Items from an interface collection
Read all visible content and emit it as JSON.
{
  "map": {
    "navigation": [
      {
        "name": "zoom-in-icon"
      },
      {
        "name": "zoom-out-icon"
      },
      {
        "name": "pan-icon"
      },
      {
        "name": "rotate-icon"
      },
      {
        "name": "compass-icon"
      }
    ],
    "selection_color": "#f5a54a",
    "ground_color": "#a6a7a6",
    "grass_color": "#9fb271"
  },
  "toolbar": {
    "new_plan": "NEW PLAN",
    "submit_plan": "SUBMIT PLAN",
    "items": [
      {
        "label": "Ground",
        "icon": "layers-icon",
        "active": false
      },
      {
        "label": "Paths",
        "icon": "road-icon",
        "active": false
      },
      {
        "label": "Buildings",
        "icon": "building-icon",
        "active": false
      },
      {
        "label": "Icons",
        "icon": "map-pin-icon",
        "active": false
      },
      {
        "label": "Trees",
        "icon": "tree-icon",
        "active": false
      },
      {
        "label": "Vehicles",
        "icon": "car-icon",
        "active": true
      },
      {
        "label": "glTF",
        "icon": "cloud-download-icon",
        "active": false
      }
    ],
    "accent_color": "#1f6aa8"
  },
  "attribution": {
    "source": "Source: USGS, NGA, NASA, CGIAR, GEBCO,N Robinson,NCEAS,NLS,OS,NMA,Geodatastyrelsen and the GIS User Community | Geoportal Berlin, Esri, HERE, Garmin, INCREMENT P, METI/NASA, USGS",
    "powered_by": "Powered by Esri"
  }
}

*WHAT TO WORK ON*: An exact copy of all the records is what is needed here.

*WRITTEN SOLUTION*:
Read all visible content and emit it as JSON.
{
  "map": {
    "navigation": [
      {
        "name": "zoom-in-icon"
      },
      {
        "name": "zoom-out-icon"
      },
      {
        "name": "pan-icon"
      },
      {
        "name": "rotate-icon"
      },
      {
        "name": "compass-icon"
      }
    ],
    "selection_color": "#f5a54a",
    "ground_color": "#a6a7a6",
    "grass_color": "#9fb271"
  },
  "toolbar": {
    "new_plan": "NEW PLAN",
    "submit_plan": "SUBMIT PLAN",
    "items": [
      {
        "label": "Ground",
        "icon": "layers-icon",
        "active": false
      },
      {
        "label": "Paths",
        "icon": "road-icon",
        "active": false
      },
      {
        "label": "Buildings",
        "icon": "building-icon",
        "active": false
      },
      {
        "label": "Icons",
        "icon": "map-pin-icon",
        "active": false
      },
      {
        "label": "Trees",
        "icon": "tree-icon",
        "active": false
      },
      {
        "label": "Vehicles",
        "icon": "car-icon",
        "active": true
      },
      {
        "label": "glTF",
        "icon": "cloud-download-icon",
        "active": false
      }
    ],
    "accent_color": "#1f6aa8"
  },
  "attribution": {
    "source": "Source: USGS, NGA, NASA, CGIAR, GEBCO,N Robinson,NCEAS,NLS,OS,NMA,Geodatastyrelsen and the GIS User Community | Geoportal Berlin, Esri, HERE, Garmin, INCREMENT P, METI/NASA, USGS",
    "powered_by": "Powered by Esri"
  }
}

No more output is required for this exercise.